When I read last week’s article in the Keizertimes about depression, it made me pause and think about the things that are really important in life. Whatever the cause of depression, we must always remember that where there is breath, there is hope. I myself am familiar with hardships, in fact it’s easy at some point to look back over our life and struggles to see any good through the many disappointments. This is quite common as you get older—life is short and full of trouble.
I am well acquainted with disabilities, I also have had the honor of being a caregiver for seniors as well. I used to go with my dad, when he was alive and in better health, to retirement and nursing homes, where we would play music and sing the old favorite music from the past. I spent many years myself, sitting with the parents of many of Keizer’s families as they were lying on their death beds, many of them for the most part forgotten about and left there by themselves. As I spent time, listening and praying with them, trying to give them a little bit of hope, I learned about the importance of family, and the common struggles and concerns which often go unheard. Depression is a common ailment in older age, this is something that all generations can identify with, disappointments come to all of us eventually.
There is no answer for why there is suffering in the world, other then that the very one who we often seek to blame, is the only one that loves us in ways that we will never understand, and that’s God. My grandmother had a favorite saying that is especially popular throughout the Bible. We may not understand things now, things may not be the way that we would have them to be, but just like tapestry, we will one day look back on our lives and come to appreciate the value of our lives in ways that we were never able to understand on our own.

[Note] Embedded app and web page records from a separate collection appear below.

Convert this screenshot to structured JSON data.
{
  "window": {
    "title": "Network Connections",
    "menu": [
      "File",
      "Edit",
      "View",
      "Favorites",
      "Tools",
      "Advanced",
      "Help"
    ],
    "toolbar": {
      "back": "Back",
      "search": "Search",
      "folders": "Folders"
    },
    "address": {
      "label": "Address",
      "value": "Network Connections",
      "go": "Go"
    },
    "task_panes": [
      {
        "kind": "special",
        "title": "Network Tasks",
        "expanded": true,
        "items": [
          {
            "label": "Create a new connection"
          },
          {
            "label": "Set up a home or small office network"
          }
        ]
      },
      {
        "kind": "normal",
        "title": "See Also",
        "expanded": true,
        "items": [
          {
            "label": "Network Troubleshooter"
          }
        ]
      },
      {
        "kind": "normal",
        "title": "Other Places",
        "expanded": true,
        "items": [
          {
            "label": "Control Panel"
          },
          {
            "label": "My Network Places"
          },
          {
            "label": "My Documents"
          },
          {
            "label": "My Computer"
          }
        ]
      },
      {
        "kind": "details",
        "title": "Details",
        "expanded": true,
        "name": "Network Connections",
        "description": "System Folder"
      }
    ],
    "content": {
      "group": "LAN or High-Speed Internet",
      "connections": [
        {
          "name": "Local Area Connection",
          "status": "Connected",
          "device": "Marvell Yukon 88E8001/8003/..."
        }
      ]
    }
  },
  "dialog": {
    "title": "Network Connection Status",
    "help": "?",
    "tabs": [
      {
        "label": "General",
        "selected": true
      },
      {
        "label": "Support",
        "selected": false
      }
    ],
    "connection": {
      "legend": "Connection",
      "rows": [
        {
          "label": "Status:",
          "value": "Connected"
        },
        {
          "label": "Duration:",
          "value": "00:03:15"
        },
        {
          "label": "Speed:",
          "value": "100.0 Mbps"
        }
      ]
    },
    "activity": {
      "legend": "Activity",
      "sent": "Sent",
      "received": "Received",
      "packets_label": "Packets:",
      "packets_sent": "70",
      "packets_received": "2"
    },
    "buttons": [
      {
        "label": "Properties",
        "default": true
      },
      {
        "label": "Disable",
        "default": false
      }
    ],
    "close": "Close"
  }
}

Our lives hold more value then what we could ever realize. Whether it be Robin Williams, or the unknown soldier suffering and dying in a strange foreign land, there is an all-seeing eye who beholds the sparrow when it falls from the sky, and knew us each intimately before we were ever in our mother’s womb, and that He is the only one who has been there and truly cared for all of us all along.
Ponder the words of an old hymn which resonates both now more then ever: “Count your many blessings, name them one by one, and it will surprise you what the Lord has done.”
(Visit keizertimes.com for the full version of this letter.)